◆ INPUT ◆
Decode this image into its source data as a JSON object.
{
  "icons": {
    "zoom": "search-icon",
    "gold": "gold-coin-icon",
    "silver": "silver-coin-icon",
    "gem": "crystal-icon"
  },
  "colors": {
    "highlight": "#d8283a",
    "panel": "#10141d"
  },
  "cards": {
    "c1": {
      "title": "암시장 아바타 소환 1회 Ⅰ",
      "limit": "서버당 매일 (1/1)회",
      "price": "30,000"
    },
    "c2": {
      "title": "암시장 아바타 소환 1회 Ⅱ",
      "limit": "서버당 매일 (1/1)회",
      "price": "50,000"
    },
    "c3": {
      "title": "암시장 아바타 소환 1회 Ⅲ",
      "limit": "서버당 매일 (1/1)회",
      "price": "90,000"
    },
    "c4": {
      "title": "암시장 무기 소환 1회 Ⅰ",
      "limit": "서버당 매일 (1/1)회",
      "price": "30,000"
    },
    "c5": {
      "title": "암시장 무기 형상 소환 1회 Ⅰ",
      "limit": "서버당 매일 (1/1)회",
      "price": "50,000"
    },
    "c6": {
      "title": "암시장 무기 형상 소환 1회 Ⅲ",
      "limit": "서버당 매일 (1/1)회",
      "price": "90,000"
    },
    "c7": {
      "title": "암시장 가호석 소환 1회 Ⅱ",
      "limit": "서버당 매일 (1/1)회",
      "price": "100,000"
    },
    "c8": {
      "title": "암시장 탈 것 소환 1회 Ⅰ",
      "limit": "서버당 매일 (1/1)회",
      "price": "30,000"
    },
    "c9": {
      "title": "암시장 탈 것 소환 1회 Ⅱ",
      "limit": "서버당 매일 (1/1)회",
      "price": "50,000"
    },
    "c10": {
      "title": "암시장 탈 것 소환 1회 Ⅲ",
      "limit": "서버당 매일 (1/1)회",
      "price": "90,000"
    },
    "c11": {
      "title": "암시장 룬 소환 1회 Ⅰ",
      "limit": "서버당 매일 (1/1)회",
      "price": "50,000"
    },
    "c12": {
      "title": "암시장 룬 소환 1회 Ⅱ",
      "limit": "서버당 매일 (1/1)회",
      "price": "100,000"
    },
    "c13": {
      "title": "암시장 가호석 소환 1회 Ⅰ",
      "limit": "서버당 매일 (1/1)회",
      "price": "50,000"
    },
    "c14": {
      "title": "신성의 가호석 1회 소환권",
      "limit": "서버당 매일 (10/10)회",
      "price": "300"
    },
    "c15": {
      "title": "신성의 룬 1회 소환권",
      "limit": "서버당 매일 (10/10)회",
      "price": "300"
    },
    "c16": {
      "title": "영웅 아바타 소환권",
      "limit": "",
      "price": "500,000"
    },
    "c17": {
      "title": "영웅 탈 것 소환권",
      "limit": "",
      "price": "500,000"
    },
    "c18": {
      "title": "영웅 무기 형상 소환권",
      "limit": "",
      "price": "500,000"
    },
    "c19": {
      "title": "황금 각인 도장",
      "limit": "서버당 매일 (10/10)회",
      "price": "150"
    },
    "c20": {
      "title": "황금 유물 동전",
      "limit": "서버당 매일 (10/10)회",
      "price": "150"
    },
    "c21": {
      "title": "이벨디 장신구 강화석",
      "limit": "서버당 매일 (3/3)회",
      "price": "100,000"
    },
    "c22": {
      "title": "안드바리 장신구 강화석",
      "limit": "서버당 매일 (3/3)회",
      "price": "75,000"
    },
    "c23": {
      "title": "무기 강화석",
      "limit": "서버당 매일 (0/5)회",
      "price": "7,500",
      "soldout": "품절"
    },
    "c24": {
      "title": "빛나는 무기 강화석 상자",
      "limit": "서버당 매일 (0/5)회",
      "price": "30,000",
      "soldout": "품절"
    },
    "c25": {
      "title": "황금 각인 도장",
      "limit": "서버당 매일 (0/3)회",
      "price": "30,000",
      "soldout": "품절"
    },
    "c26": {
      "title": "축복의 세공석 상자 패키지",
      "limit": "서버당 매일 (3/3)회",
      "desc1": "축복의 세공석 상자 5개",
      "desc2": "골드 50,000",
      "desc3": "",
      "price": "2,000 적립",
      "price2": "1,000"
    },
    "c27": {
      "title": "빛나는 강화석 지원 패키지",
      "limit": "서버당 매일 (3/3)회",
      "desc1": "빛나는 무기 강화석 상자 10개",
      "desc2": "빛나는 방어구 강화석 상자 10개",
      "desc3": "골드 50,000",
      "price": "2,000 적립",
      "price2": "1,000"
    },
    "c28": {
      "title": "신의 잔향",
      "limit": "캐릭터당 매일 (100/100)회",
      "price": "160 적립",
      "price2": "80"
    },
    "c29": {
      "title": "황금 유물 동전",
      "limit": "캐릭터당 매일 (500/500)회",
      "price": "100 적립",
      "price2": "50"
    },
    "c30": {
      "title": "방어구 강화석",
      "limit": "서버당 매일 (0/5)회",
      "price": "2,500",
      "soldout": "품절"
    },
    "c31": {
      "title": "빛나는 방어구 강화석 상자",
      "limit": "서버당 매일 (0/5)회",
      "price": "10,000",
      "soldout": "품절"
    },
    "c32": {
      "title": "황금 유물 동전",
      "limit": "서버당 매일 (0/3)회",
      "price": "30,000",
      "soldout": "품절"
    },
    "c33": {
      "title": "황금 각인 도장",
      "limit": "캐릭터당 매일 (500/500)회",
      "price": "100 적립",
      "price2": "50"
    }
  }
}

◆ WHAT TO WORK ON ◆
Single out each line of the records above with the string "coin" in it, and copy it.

◆ EXERCISE ANSWER ◆
    "gold": "gold-coin-icon",
    "silver": "silver-coin-icon",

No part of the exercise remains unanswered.